Monday's Iran Mini Report - August 13, 2018
• Second day of strikes and demonstrations in Tehran’s Bazaar
The strikes and protests of the merchants of Tehran’s shoe bazaar entered their second day on Sunday. The protesters, who started their strike due to high prices and lack of access to the basic goods necessary for their line of work, chanted “Death to high prices” and “Death to the dictator,” targeting the regime in its entirety.
According to reports obtained by the MEK network, security forces are threatening merchants and trying to force them into opening their shops. But the strikers continue to refuse to open for business and their numbers continue to grow.
Last week, protests erupted in several cities, with slogans being chanted against the highest authorities of the regime. Clashes ensued between protesters and security forces.
• US general: Iran’s Qasem Soleimani at heart of ‘malign activity’ in Mideast
General Joseph Votel, commander of the US Central Command, has said Iran is central to an “expensive and expansive campaign of malign activity” in the Middle East.
In tweets on Sunday, General Votel said: “It is clear to me that Qasem Soleimani and the IRGC Quds Force is at the heart of an expensive and expansive campaign of malign activity in the region, including in Syria, Iraq, Lebanon, Bahrain and Yemen.
“Those malign and destabilizing activities threaten regional security and stability and are not in the best interest of the Iranian people,” he added.
• Iraqi PM Abadi cancels visit to Iran amid backlash on US sanctions
Iraqi Prime Minister Haidar al-Abadi has cancelled a visit to Iran, his press office said on Sunday, as the premier came under strong Iranian criticism over his stand on renewed US sanctions against Tehran.
Abadi will still go ahead with a planned visit to Turkey on Tuesday but has scrapped the Iran leg of the trip “because of his busy schedule”, his office said.
An Iraqi official had said on Saturday that Abadi would visit both neighboring Turkey and Iran to discuss economic issues.
According to Iraqi political sources, speaking on condition of anonymity, Iran initially agreed to the visit but changed its mind because it was unhappy about Abadi’s remarks.
The premier said last Tuesday that Iraq- which relies on neighboring Iran as a source of cheap imports -- would reluctantly comply with US sanctions against Tehran that took effect the same day.
• Death Penalty Not the Answer to Iran's Economic Woes, HRW Says
Human Rights Watch (HRW) has warned that Iranian officials are trying to head off a looming economic crisis with threats of "new rights-abusing policies," including applying the death penalty for economic crimes.
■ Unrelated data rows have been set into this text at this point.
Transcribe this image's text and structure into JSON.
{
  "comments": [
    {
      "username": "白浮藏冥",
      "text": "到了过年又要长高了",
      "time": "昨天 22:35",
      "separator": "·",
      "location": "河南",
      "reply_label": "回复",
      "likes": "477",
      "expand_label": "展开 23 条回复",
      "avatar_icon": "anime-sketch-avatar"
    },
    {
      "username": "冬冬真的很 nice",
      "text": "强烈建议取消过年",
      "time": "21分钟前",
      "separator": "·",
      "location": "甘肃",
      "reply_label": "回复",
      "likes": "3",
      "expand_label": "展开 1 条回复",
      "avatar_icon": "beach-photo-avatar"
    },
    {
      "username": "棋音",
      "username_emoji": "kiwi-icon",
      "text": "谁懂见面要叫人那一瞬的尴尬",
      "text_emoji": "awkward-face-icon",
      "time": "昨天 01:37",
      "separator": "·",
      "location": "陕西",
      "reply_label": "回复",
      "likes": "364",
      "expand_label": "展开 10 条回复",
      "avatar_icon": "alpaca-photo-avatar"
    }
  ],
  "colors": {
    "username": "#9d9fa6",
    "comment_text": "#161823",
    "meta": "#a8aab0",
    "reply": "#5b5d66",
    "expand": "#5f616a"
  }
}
"Executions, an inhumane and inherently irreversible punishment, are never the answer, and in this case can only distract from other causes of this economic turmoil," the New York-based rights watchdog said in an August 10 statement.
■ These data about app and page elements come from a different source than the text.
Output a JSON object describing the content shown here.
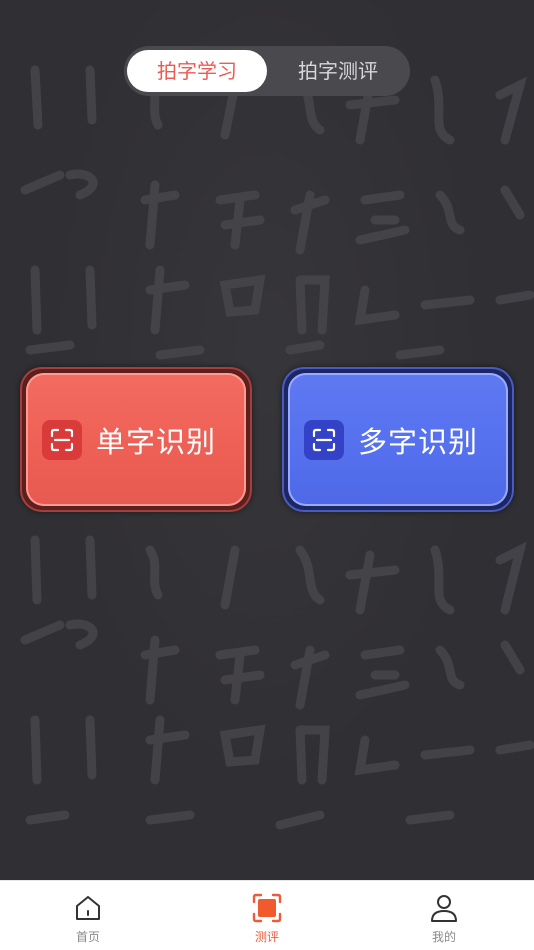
{
  "segmented": {
    "tabs": [
      {
        "label": "拍字学习",
        "active": true
      },
      {
        "label": "拍字测评",
        "active": false
      }
    ]
  },
  "actions": {
    "single": {
      "label": "单字识别",
      "icon": "scan-icon",
      "color": "#ee5f55"
    },
    "multi": {
      "label": "多字识别",
      "icon": "scan-icon",
      "color": "#5570ee"
    }
  },
  "tabbar": {
    "items": [
      {
        "label": "首页",
        "icon": "home-icon",
        "active": false
      },
      {
        "label": "测评",
        "icon": "scan-square-icon",
        "active": true
      },
      {
        "label": "我的",
        "icon": "user-icon",
        "active": false
      }
    ],
    "active_color": "#ef5a3a"
  },
  "background": {
    "color": "#302f33",
    "pattern": "calligraphy-texture"
  }
}
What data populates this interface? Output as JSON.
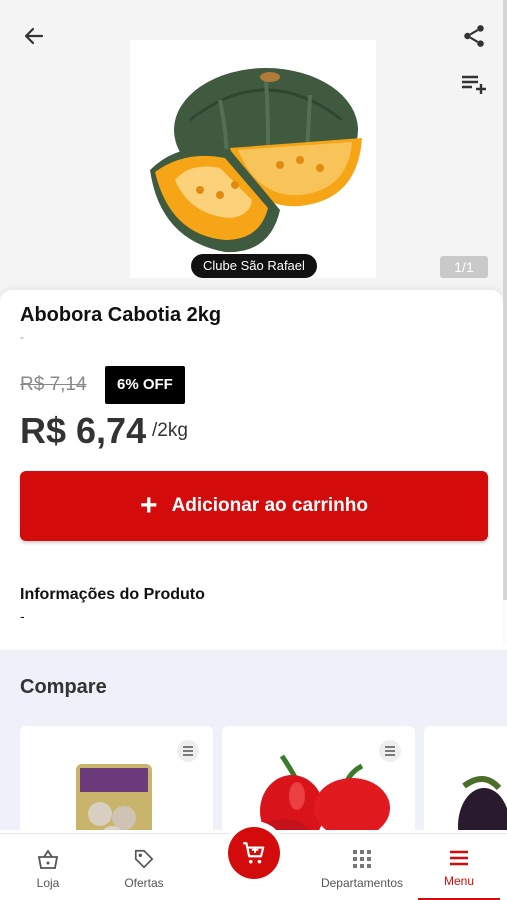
{
  "header": {
    "back_icon": "arrow-left-icon",
    "share_icon": "share-icon",
    "add_to_list_icon": "playlist-add-icon"
  },
  "gallery": {
    "club_badge": "Clube São Rafael",
    "counter": "1/1"
  },
  "product": {
    "name": "Abobora Cabotia 2kg",
    "subtitle": "-",
    "old_price": "R$ 7,14",
    "discount_badge": "6% OFF",
    "price": "R$ 6,74",
    "unit": "/2kg",
    "add_to_cart_label": "Adicionar ao carrinho",
    "info_title": "Informações do Produto",
    "info_value": "-"
  },
  "compare": {
    "title": "Compare"
  },
  "bottom_nav": {
    "items": [
      {
        "label": "Loja",
        "icon": "basket-icon"
      },
      {
        "label": "Ofertas",
        "icon": "tag-icon"
      },
      {
        "label": "Departamentos",
        "icon": "grid-icon"
      },
      {
        "label": "Menu",
        "icon": "hamburger-icon"
      }
    ],
    "cart_icon": "cart-icon"
  },
  "colors": {
    "accent": "#d40b0b",
    "compare_bg": "#eef0fa"
  }
}
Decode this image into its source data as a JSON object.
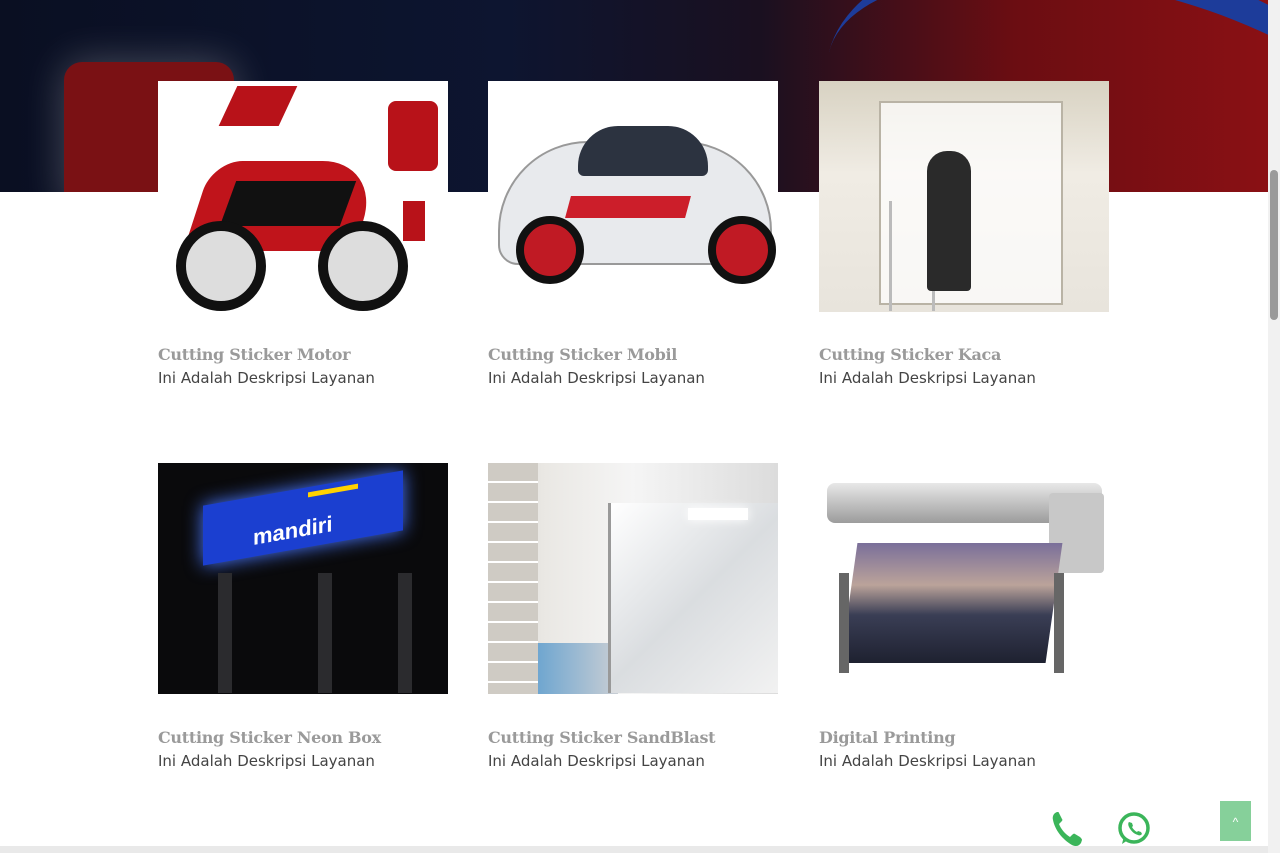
{
  "services": [
    {
      "title": "Cutting Sticker Motor",
      "description": "Ini Adalah Deskripsi Layanan"
    },
    {
      "title": "Cutting Sticker Mobil",
      "description": "Ini Adalah Deskripsi Layanan"
    },
    {
      "title": "Cutting Sticker Kaca",
      "description": "Ini Adalah Deskripsi Layanan"
    },
    {
      "title": "Cutting Sticker Neon Box",
      "description": "Ini Adalah Deskripsi Layanan"
    },
    {
      "title": "Cutting Sticker SandBlast",
      "description": "Ini Adalah Deskripsi Layanan"
    },
    {
      "title": "Digital Printing",
      "description": "Ini Adalah Deskripsi Layanan"
    }
  ],
  "images": {
    "neon_sign_text": "mandiri"
  },
  "floating_contact": {
    "phone_icon": "phone-icon",
    "whatsapp_icon": "whatsapp-icon"
  },
  "back_to_top": {
    "label": "^"
  },
  "colors": {
    "title_gray": "#9a9a9a",
    "desc_text": "#444444",
    "contact_green": "#3bb55a",
    "back_top_bg": "#86d09a"
  }
}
"Today, officials increasingly talk about the need to combat corruption at every level," HRW said. "Yet to do so requires an independent judiciary that ensures due process rights for all those accused."
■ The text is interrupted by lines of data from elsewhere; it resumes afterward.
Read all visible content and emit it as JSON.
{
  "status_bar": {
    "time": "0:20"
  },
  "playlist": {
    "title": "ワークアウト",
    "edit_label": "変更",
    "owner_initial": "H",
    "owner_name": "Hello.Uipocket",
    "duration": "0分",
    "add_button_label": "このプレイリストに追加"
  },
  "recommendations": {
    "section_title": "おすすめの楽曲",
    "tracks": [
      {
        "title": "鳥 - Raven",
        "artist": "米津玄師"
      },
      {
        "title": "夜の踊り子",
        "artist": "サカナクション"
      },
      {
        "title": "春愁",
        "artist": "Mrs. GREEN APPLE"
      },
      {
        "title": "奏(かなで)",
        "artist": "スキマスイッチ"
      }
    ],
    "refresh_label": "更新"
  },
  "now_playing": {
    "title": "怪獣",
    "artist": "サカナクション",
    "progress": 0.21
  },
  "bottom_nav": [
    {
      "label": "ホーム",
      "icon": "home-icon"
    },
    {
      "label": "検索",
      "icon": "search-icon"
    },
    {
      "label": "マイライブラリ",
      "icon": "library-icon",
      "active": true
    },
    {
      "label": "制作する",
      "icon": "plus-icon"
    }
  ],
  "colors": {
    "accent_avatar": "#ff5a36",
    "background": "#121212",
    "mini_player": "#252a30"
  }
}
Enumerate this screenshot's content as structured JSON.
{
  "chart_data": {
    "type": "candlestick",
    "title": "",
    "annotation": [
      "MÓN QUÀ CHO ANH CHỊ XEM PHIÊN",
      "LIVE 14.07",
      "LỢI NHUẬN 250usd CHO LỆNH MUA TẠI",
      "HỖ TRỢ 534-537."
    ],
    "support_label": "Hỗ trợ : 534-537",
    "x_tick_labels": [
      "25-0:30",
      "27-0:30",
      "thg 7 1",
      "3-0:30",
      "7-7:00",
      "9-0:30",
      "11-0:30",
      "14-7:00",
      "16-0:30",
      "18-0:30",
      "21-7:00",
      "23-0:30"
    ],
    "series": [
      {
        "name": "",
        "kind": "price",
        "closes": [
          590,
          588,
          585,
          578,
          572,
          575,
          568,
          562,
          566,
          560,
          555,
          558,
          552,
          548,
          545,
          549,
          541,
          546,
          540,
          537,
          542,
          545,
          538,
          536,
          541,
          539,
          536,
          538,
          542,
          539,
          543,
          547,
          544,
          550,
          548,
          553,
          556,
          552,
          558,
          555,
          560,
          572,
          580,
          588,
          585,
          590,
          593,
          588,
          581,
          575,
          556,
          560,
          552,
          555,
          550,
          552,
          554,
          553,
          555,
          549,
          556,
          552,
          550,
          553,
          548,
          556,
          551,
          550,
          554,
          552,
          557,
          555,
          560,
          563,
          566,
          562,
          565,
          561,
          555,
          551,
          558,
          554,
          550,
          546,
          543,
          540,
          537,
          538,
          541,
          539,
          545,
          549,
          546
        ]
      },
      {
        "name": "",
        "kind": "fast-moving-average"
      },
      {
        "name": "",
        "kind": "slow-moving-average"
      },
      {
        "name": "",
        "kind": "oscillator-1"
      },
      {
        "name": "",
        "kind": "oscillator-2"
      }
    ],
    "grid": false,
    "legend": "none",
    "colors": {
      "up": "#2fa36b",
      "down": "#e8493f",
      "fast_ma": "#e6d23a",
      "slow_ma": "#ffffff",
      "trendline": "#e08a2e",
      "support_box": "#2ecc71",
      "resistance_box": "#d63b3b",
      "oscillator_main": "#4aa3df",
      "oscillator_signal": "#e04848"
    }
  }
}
The group added that the Iranian judiciary's "long record of violating detainees' rights and wanton application of the death penalty raises grave concerns."
• U.S. on Lookout for Possible Iranian Cyber Attacks After Reinstatement of Sanctions
August 13, 2018: The U.S. is bracing for cyberattacks Iran could launch in retaliation for the re-imposition of sanctions this week by President Donald Trump, cybersecurity and intelligence experts say.
Concern over that cyber threat has been rising since May, when Trump pulled out of the 2015 nuclear deal, under which the U.S. and other world powers eased economic sanctions in exchange for curbs on Iran’s nuclear program. The experts say the threat would intensify following Washington’s move Tuesday to re-impose economic restrictions on Tehran.